Not only is this a quick and almost effortless way of studying, it will catch you up on your vocabulary goals, give you the words you need to know the most and even make you realize whether it’s time for a garage sale or not.
6. Don’t Use Any English
It has been said that you don’t fully understand a language until you can think in it.
This may be difficult depending on where you live, but entirely replacing English with Spanish in your everyday life—and consequently in your brain—can greatly escalate the process.
If you need to call a company to ask for information, press the button that they indicate to proceed in Spanish. If you go shopping for food, read the Spanish-language labels only and shop as much as you can at a Hispanic grocery store or in the Hispanic aisle at the supermarket.
Not being able to communicate in anything but Spanish can push your motivation for learning it to the brink, but you’re not alone. The website Fluent in 3 Months features videos, articles and more about how to become fluent in any language in a strict time frame.
You can find memoirs of people who have traveled abroad and attempted to become fluent in Spanish in only three months, including two men who ventured to Spain and didn’t speak a word of English for the entire three months.
Not saying to ignore Grandma’s weekly phone call, but it’s definitely a good idea to use as much Spanish and as little English as you can in your allotted time frame.
7. Go Abroad
If you can afford to make it happen, spending these 30 days of learning in a Spanish-speaking country can be extremely helpful.
Being in a Spanish-speaking country means that every time you go out, you’ll find Spanish. Seeing it every day on street signs, advertisements, restaurants and more can really help cement it into your brain.
Luckily, Spanish is the language spoken in the highest number of countries around the world, so you have quite a few to pick from. Spain, Central America, many places in the Caribbean and most of South America use the language, so wherever you’re at in the world, managing a fair-priced trip shouldn’t be extremely difficult.
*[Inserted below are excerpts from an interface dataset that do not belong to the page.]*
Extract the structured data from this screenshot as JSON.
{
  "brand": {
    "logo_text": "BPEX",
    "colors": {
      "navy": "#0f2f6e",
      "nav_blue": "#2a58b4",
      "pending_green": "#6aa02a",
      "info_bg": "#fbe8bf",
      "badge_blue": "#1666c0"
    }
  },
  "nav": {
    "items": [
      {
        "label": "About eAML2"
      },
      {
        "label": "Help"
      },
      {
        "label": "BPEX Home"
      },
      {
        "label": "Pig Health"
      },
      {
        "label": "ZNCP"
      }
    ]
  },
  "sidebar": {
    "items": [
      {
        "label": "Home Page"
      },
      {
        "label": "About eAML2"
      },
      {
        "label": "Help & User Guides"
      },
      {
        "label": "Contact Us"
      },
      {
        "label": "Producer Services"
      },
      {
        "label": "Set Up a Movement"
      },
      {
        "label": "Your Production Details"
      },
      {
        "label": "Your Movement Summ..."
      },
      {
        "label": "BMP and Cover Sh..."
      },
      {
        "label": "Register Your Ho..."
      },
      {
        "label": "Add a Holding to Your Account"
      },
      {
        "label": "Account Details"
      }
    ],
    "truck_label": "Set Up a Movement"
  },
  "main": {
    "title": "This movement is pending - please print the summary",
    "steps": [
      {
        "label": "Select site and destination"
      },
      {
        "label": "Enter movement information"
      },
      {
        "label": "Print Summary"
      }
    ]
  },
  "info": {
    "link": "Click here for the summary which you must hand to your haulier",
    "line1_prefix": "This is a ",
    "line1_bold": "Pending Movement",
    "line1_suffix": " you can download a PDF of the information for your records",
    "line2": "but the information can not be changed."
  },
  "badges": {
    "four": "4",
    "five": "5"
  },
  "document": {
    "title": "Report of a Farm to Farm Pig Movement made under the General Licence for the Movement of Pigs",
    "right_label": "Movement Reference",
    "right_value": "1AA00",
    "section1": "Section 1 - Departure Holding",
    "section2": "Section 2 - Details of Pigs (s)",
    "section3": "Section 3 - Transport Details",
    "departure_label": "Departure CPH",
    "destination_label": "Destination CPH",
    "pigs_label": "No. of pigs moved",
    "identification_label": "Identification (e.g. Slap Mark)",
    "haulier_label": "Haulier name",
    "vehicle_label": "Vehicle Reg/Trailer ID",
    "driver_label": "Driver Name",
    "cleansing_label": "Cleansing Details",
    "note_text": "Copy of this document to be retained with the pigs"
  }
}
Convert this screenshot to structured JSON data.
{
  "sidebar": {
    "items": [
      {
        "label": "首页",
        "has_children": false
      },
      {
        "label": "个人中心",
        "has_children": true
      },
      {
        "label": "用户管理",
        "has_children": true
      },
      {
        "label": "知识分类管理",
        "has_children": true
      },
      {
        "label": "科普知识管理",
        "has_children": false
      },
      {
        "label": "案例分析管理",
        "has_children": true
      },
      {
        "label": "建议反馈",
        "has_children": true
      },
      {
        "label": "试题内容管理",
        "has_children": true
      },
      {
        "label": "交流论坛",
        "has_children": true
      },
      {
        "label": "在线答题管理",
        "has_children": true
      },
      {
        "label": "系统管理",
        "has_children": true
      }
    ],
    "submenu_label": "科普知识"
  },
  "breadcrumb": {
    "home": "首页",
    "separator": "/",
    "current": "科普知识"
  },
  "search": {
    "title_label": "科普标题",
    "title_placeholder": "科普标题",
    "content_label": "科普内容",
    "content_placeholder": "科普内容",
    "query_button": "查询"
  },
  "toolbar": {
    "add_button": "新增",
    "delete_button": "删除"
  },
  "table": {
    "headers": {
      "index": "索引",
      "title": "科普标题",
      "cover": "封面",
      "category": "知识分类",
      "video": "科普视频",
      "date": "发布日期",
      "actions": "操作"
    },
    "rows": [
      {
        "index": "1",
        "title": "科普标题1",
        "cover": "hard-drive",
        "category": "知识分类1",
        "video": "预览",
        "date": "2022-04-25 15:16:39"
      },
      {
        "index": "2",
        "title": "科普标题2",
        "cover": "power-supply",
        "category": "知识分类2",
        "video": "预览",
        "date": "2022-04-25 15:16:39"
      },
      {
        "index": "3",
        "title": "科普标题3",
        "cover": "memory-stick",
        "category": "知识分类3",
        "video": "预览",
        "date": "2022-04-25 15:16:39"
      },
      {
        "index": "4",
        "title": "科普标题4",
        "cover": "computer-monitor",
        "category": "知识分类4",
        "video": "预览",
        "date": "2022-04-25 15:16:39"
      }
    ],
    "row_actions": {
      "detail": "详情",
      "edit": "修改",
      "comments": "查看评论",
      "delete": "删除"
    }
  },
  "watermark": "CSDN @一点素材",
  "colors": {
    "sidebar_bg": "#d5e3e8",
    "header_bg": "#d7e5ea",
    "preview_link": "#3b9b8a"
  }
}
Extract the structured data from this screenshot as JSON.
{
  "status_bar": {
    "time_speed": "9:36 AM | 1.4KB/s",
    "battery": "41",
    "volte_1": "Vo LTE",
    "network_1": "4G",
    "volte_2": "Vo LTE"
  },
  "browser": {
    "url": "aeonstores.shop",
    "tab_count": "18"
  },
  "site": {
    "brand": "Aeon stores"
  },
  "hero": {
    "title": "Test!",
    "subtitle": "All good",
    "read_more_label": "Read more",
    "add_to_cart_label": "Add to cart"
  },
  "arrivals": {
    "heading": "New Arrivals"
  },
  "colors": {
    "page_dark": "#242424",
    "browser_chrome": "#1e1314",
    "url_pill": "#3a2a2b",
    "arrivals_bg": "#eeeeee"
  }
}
Just imagine, lounging on the beach, drinking margaritas and chatting with locals—educationally of course.
So there we have it: 7 steps, 30 days and up to 3,000 words.
By spending around 4 hours a day studying and practicing, you can make a huge advancement in your Spanish knowledge.
But remember—that’s not 4 hours of staring at a textbook! You could be listening to reggaeton, dancing salsa, chatting with friends, going out on a MeetUp adventure, shopping for food, listening to a podcast on technology or reading a great novel.
After a few days, this will turn into your recreation time and your lifestyle, not just your Spanish study routine.
Happy studying and buena suerte!
And One More Thing…
If you like these tips, then you’ll love FluentU.
FluentU takes real-world videos like music videos, commercials, news, and inspiring talks and turns them into Spanish learning experiences.
Other sites use scripted content. FluentU uses a natural approach that helps you ease into the Spanish language and culture over time. You’ll learn Spanish as it’s actually spoken by real people.
FluentU has a wide variety of videos—topics like soccer, TV shows, business, movies and even magical realism, as you can see here:
FluentU brings native videos within reach with interactive transcripts. You can tap on any word to look it up instantly. Every definition has examples that have been written to help you understand how the word is used. If you see an interesting word you don’t know, you can add it to a vocab list.
Learn all the vocabulary in any video with FluentU’s Learn Mode. Swipe left or right to see more examples of the word you’re on.
The best part is that FluentU keeps track of the vocabulary that you’re learning, and it recommends you examples and videos based on the words you’ve already learned. Every learner has a truly personalized experience, even if they’re learning the same video.
If you liked this post, something tells me that you'll love FluentU, the best way to learn Spanish with real-world videos.